Lots of people experience a basic thinning of hair a number of months after a physical or emotional shock. This kind of hair loss is temporary.

Excessive hairstyling or hairstyles that pull your hair tight, such as pigtails or cornrows, can trigger a type of hair loss called traction alopecia. Hot-oil hair treatments and permanents also can trigger hair to fall out. If scarring occurs, loss of hair might be irreversible.

Hair Falling Out? This May Be Why

You may be experiencing telogen effluvium, a typical kind of hair loss that I typically call “& ldquo; shock shedding.

& rdquo; Learn more. Healthy Skin

What is hair loss?

American Academy of Dermatology (AAD) keeps in mind that 80 million men and women in America have genetic loss of hair (alopecia).

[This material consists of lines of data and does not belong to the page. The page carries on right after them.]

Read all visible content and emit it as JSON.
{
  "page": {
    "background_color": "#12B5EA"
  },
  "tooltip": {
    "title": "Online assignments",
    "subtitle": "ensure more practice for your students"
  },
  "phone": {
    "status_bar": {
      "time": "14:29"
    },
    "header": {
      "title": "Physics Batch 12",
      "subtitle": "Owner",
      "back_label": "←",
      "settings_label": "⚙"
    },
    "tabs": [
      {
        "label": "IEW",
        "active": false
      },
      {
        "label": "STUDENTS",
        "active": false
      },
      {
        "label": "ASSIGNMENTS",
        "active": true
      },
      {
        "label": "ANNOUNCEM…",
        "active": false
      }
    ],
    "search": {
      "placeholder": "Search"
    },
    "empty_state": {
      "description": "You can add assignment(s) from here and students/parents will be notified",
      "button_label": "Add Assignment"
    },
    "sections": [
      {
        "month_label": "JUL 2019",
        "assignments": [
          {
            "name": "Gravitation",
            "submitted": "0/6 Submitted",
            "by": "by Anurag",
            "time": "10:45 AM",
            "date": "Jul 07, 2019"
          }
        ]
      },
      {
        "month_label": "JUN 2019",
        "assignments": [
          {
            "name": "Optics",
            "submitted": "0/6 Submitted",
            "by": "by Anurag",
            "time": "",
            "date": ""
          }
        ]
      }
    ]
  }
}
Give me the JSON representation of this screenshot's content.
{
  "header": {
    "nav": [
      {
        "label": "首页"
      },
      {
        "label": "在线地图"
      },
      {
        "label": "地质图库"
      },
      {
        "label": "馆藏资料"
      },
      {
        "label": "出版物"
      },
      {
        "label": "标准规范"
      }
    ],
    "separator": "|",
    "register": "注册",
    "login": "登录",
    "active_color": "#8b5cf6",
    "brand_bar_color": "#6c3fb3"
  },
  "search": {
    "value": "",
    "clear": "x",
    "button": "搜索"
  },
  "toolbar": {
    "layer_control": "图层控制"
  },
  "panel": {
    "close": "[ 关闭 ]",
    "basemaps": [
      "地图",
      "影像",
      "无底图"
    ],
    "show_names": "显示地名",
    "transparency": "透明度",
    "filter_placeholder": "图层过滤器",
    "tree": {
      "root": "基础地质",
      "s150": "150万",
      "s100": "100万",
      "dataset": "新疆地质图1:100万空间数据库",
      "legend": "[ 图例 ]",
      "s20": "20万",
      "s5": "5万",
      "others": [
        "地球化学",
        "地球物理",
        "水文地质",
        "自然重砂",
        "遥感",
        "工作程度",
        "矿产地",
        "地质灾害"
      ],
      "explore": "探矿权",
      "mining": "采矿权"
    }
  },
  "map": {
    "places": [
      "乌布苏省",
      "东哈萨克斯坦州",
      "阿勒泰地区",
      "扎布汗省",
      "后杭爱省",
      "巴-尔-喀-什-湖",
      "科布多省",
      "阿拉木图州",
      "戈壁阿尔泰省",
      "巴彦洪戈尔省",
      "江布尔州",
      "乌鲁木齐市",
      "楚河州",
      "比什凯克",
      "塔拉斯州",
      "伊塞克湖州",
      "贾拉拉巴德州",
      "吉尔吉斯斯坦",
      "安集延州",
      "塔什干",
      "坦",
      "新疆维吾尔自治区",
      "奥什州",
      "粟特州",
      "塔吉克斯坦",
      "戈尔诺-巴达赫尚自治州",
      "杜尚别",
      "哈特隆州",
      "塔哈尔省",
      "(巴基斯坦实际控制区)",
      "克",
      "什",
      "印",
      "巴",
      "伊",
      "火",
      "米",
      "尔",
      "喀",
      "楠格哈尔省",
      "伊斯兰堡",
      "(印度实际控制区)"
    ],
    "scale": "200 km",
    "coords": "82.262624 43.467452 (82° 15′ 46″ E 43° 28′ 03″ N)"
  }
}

It can impact just the hair on your scalp or your whole body. Although alopecia is more widespread in older grownups, extreme loss of hair can occur in kids also.

It's typical to lose between 50 and 100 hairs a day. With about 100,000 hairs on your head, that little loss isn't visible.

New hair normally changes the lost hair, however this doesn't constantly occur. Loss of hair can develop slowly over years or take place abruptly. Loss of hair can be long-term or momentary.

It's difficult to count the quantity of hair lost on an offered day. You might be losing more hair than is normal if you observe a big quantity of hair in the drain after washing your hair or clumps of hair in your brush. You might likewise observe thinning patches of hair or baldness.

If you see that you're losing more hair than usual, you ought to go over the problem with your doctor. They can identify the underlying cause of your loss of hair and suggest suitable treatment strategies.

What triggers hair loss?

First, your medical professional or dermatologist (a medical professional who specializes in skin issues) will attempt to figure out the underlying reason for your hair loss. The most common cause of loss of hair is hereditary male- or female-pattern baldness.

If you have a family history of baldness, you might have this type of loss of hair. Particular sex hormones can trigger genetic hair loss. It may begin as early as the age of puberty.

In many cases, loss of hair may occur with an easy halt in the cycle of hair development. Major health problems, surgeries, or traumatic occasions can trigger loss of hair. However, your hair will typically begin growing back without treatment.

Hormonal modifications can trigger short-lived hair loss. Examples consist of:

pregnancy

childbirth

discontinuing the use of contraceptive pill menopause Medical conditions that can cause loss of hair consist of:

thyroid illness alopecia location (an autoimmune disease that attacks hair roots) scalp infections like ringworm Diseases that cause scarring, such as lichen planus and some kinds of lupus, can result in long-term loss of hair due to the fact that of the scarring.

Hair loss can likewise be due to medications utilized to deal with:

cancer hypertension arthritis anxiety

heart problems

A physical or psychological shock might set off visible loss of hair. Examples of this kind of shock include:

a death in the household

extreme weight reduction

a high fever

Individuals with trichotillomania (hair-pulling disorder) have a requirement to pull out their hair, normally from their head, eyebrows, or eyelashes.

Traction loss of hair can be due to hairstyles that put pressure on the hair follicles by pulling the hair back really tightly.

A diet lacking in protein iron, and other nutrients can likewise lead to thinning hair.